In essence, this means that miners are playing a lottery. They are trying to guess a winning nonce in order to win the block reward and get all the fees that blockchain network members voluntarily pay to include their transactions in the blockchain. However, the system works with Bitcoin and Ethereum because the networks are decentralized and fully transparent. This means that even though mining is similar to playing a lottery, the lottery is an honest lottery with a realistic possibility of winning and you will win if you play a lot.

On the Bitcoin blockchain, a winning hash becomes a part of the block when the winning miner adds the block to the main blockchain. For example, the hash for the block #505570 was 0000000000000000005943da03721fe216d3111ae0f15777237652fc2907a38a. The miner that came up with the hash was BTC.TOP. The winning nonce that BTC.TOP came up with to get the winning hash was 3817082374. All the information about hashes, nonce and winning miners on the Bitcoin network is transparent and becomes a part of the Bitcoin blockchain. For example, you can verify all the information about block #505570 of Bitcoin blockchain by visiting https://blockchain.info/block/0000000000000000005943da03721fe216d3111ae0f15777237652fc2907a38a. You can also use the website to find this information about every and any other block on the Bitcoin blockchain.

 

Issues with Proof-of-work in Ethereum and Bitcoin

There are several issues with the way proof-of-work protocol works on both the Ethereum Network and the Bitcoin network.

The first issue is that proof-of-work protocol wastes a lot of energy and resources. As the Bitcoin network became very popular in 2016 and 2017, the difficulty parameter kept growing and miners needed to invest in expensive hardware and burn a lot of electricity to find winning nonces and hashes, yet in essence this work doesn’t contribute anything to the well-being of the society. It only shows that miners believe in Bitcoin.

This is the issue that Gridcoin solved by implementing proof-of-research algorithm. One of the goals of Gridcoin cryptocurrency was to provide support to the science community. On the Gridcoin blockchain, miners perform useful scientific calculations for the distributed platform called Berkeley Open Infrastructure for Network Computing.

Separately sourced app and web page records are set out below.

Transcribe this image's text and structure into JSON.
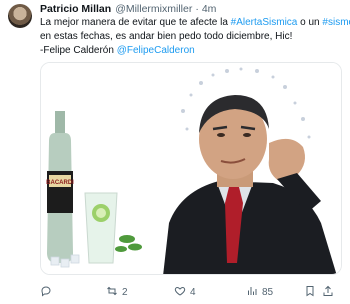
{
  "tweet": {
    "author_name": "Patricio Millan",
    "handle": "@Millermixmiller",
    "separator": "·",
    "time": "4m",
    "lines": [
      [
        {
          "text": "La mejor manera de evitar que te afecte la ",
          "link": false
        },
        {
          "text": "#AlertaSismica",
          "link": true
        },
        {
          "text": " o un ",
          "link": false
        },
        {
          "text": "#sismo",
          "link": true
        }
      ],
      [
        {
          "text": "en estas fechas, es andar bien pedo todo diciembre, Hic!",
          "link": false
        }
      ],
      [
        {
          "text": "-Felipe Calderón ",
          "link": false
        },
        {
          "text": "@FelipeCalderon",
          "link": true
        }
      ]
    ],
    "media": {
      "bottle_label": "BACARDI"
    },
    "actions": {
      "reply": {
        "icon": "reply-icon",
        "count": ""
      },
      "retweet": {
        "icon": "retweet-icon",
        "count": "2"
      },
      "like": {
        "icon": "heart-icon",
        "count": "4"
      },
      "views": {
        "icon": "views-icon",
        "count": "85"
      },
      "share": {
        "icon": "share-icon",
        "count": ""
      }
    }
  },
  "colors": {
    "link": "#1d9bf0",
    "muted": "#536471",
    "text": "#0f1419"
  }
}
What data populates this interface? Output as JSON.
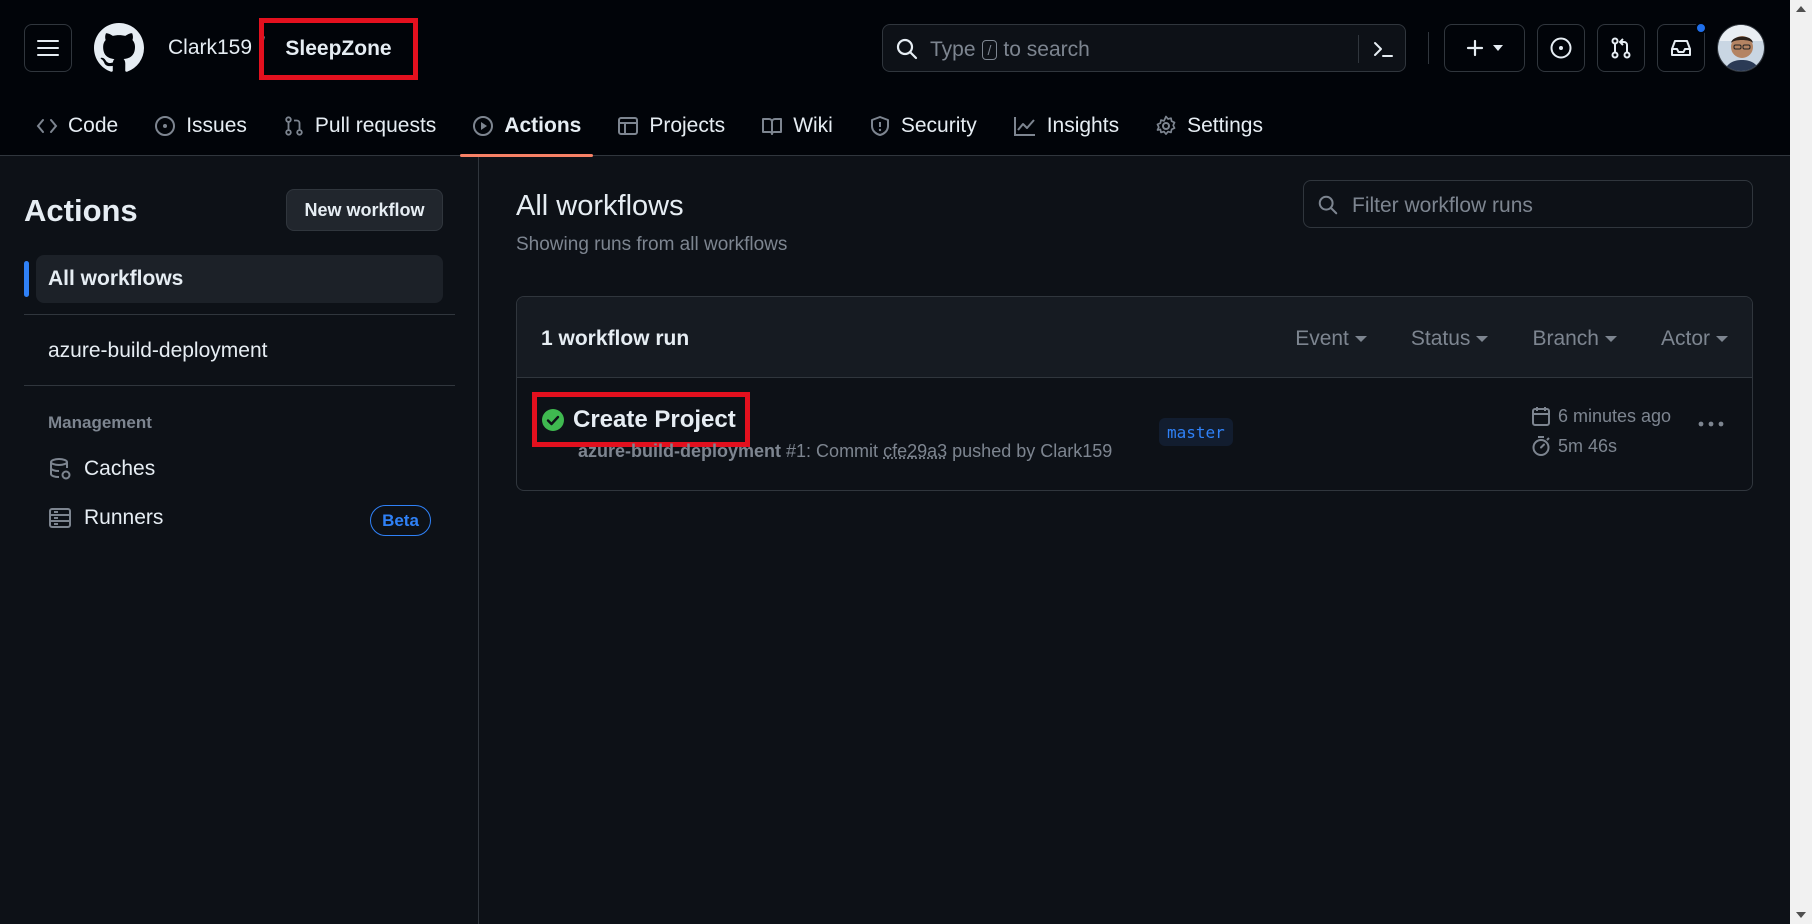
{
  "header": {
    "owner": "Clark159",
    "repo": "SleepZone",
    "search_placeholder_pre": "Type",
    "search_key": "/",
    "search_placeholder_post": "to search"
  },
  "nav": {
    "tabs": [
      {
        "label": "Code",
        "icon": "code-icon"
      },
      {
        "label": "Issues",
        "icon": "issue-opened-icon"
      },
      {
        "label": "Pull requests",
        "icon": "git-pull-request-icon"
      },
      {
        "label": "Actions",
        "icon": "play-icon",
        "active": true
      },
      {
        "label": "Projects",
        "icon": "table-icon"
      },
      {
        "label": "Wiki",
        "icon": "book-icon"
      },
      {
        "label": "Security",
        "icon": "shield-icon"
      },
      {
        "label": "Insights",
        "icon": "graph-icon"
      },
      {
        "label": "Settings",
        "icon": "gear-icon"
      }
    ]
  },
  "sidebar": {
    "title": "Actions",
    "new_workflow": "New workflow",
    "all_workflows": "All workflows",
    "workflows": [
      "azure-build-deployment"
    ],
    "management_heading": "Management",
    "caches": "Caches",
    "runners": "Runners",
    "beta_badge": "Beta"
  },
  "main": {
    "title": "All workflows",
    "subtitle": "Showing runs from all workflows",
    "filter_placeholder": "Filter workflow runs",
    "runs_count": "1 workflow run",
    "filters": [
      "Event",
      "Status",
      "Branch",
      "Actor"
    ],
    "runs": [
      {
        "title": "Create Project",
        "workflow": "azure-build-deployment",
        "meta_mid": "#1: Commit",
        "sha": "cfe29a3",
        "meta_tail": "pushed by Clark159",
        "branch": "master",
        "time_ago": "6 minutes ago",
        "duration": "5m 46s",
        "status": "success"
      }
    ]
  },
  "colors": {
    "accent": "#2f81f7",
    "success": "#3fb950",
    "active_tab_underline": "#f78166",
    "highlight_box": "#e3101e"
  }
}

Another issue is a lack of finality. Both Bitcoin and Ethereum are open-source networks, which means that anyone can download and use the software. It also means that if someone on the Bitcoin or Ethereum network doesn’t disagree with the direction in which the network is going, that party can download the software and stop recognizing blocks from a certain point. This is a so-called fork issue.